Try it –
Each line from the one with "What data populates" to the final line of the data must be reproduced exactly, and no other line may appear.

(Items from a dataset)
◆ ◆ ◆ ◆

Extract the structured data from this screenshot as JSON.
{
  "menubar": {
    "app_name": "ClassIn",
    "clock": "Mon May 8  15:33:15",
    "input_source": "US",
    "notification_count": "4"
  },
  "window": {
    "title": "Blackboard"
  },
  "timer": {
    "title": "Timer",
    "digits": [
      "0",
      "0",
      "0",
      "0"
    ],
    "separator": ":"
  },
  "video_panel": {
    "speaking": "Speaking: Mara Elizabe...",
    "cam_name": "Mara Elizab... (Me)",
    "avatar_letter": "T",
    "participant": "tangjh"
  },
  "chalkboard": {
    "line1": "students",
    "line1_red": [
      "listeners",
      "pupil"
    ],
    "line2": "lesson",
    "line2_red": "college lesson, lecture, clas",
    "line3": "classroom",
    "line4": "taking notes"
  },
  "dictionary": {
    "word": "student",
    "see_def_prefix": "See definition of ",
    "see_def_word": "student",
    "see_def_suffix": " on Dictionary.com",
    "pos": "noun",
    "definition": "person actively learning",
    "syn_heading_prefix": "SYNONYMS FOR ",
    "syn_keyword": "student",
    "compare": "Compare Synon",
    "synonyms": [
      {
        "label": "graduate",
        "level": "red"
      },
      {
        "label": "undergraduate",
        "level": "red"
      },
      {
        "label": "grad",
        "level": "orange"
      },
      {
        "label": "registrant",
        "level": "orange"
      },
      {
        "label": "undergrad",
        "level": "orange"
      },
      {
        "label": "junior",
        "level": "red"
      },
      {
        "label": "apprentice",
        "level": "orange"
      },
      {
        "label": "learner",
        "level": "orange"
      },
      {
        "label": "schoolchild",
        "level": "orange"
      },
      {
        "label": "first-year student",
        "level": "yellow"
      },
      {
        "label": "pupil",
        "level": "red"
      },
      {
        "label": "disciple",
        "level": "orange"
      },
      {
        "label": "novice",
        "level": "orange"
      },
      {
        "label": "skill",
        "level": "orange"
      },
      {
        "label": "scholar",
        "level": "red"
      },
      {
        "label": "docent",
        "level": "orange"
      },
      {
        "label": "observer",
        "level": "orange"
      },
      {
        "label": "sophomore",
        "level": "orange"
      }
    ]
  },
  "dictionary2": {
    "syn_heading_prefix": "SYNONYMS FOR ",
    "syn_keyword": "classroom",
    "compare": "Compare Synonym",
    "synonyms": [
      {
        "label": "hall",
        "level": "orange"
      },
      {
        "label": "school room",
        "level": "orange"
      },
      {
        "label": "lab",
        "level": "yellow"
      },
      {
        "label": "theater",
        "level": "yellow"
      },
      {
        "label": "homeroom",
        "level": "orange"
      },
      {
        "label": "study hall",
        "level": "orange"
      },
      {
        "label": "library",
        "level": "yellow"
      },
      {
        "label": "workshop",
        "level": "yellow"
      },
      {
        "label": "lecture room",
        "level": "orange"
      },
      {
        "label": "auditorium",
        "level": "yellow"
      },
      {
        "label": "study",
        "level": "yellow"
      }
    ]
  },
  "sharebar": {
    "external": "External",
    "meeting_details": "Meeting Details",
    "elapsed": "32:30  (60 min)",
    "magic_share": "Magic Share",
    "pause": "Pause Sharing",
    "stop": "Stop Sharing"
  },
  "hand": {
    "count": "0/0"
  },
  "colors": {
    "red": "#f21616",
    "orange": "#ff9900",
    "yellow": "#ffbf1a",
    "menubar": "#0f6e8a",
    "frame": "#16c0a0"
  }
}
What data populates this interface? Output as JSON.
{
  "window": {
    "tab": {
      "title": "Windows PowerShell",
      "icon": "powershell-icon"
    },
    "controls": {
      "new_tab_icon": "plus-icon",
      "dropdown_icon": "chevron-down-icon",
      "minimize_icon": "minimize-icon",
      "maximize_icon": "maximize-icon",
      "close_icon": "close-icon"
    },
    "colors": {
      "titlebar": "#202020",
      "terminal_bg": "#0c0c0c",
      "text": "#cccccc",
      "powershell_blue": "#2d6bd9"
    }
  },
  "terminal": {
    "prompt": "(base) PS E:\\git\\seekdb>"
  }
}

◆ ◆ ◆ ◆

Response to this exercise –
What data populates this interface? Output as JSON.
{
  "window": {
    "tab": {
      "title": "Windows PowerShell",
      "icon": "powershell-icon"
    },
    "controls": {
      "new_tab_icon": "plus-icon",
      "dropdown_icon": "chevron-down-icon",
      "minimize_icon": "minimize-icon",
      "maximize_icon": "maximize-icon",
      "close_icon": "close-icon"
    },
    "colors": {
      "titlebar": "#202020",
      "terminal_bg": "#0c0c0c",
      "text": "#cccccc",
      "powershell_blue": "#2d6bd9"
    }
  },
  "terminal": {
    "prompt": "(base) PS E:\\git\\seekdb>"
  }
}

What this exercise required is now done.